WHITTLESEY, CHARLES W. (4 Oct. 1808-17 Oct. 1886), geologist and historian, was born in Southington, Conn. to Asaph and Vesta Hart Whittlesey, moved to Tallmadge, Ohio in 1813, graduated from West Point in 1831, and was stationed in Wisconsin as a 2d lieutenant before serving in the Black Hawk War (1833). Whittlesey resigned his commission and came to Cleveland, practicing law until 1837 and owning and editing the CLEVELAND DAILY GAZETTE and CLEVELAND HERALD & GAZETTE. He was then appointed assistant geologist of Ohio and helped conduct the first geological survey in the state. For 20 years, Whittlesey participated in or led surveys, including those of iron and copper ranges in Michigan (1845), the Whitney Survey of Lake Superior and the Upper Mississippi (1847-51), and the Hall Survey of Wisconsin (1858-61). He also investigated ancient Indian earthworks throughout the state.
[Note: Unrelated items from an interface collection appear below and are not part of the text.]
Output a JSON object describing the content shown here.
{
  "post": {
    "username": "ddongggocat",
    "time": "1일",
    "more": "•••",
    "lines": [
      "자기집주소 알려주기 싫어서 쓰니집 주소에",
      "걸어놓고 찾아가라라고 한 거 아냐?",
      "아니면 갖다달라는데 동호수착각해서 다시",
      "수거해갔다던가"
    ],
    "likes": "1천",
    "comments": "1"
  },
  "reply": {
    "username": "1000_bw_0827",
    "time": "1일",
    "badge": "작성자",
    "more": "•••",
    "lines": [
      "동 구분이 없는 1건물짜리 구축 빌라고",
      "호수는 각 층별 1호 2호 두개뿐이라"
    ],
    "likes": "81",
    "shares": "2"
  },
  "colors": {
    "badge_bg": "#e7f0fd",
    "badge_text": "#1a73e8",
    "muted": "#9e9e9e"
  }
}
With the outbreak of the CIVIL WAR, Whittlesey was appointed assistant quartermaster general by Gov. Dennison. Later, as colonel in the 20th Ohio Volunteer Infantry, he planned and constructed fortifications at Covington, Ky., defending Cincinnati, Ohio. He commanded a brigade at Ft. Donelson and participated in the Battle of Shiloh (1862). Whittlesey resigned his commission in Apr. 1862 because of ill health. After the war, he became active as a historian. In 1867 he published Early History of Cleveland and helped found the WESTERN RESERVE HISTORICAL SOCIETY, serving as its president until 1885. Whittlesey married Mary E. Morgan in 1858. He died in Cleveland and was buried in LAKE VIEW CEMETERY.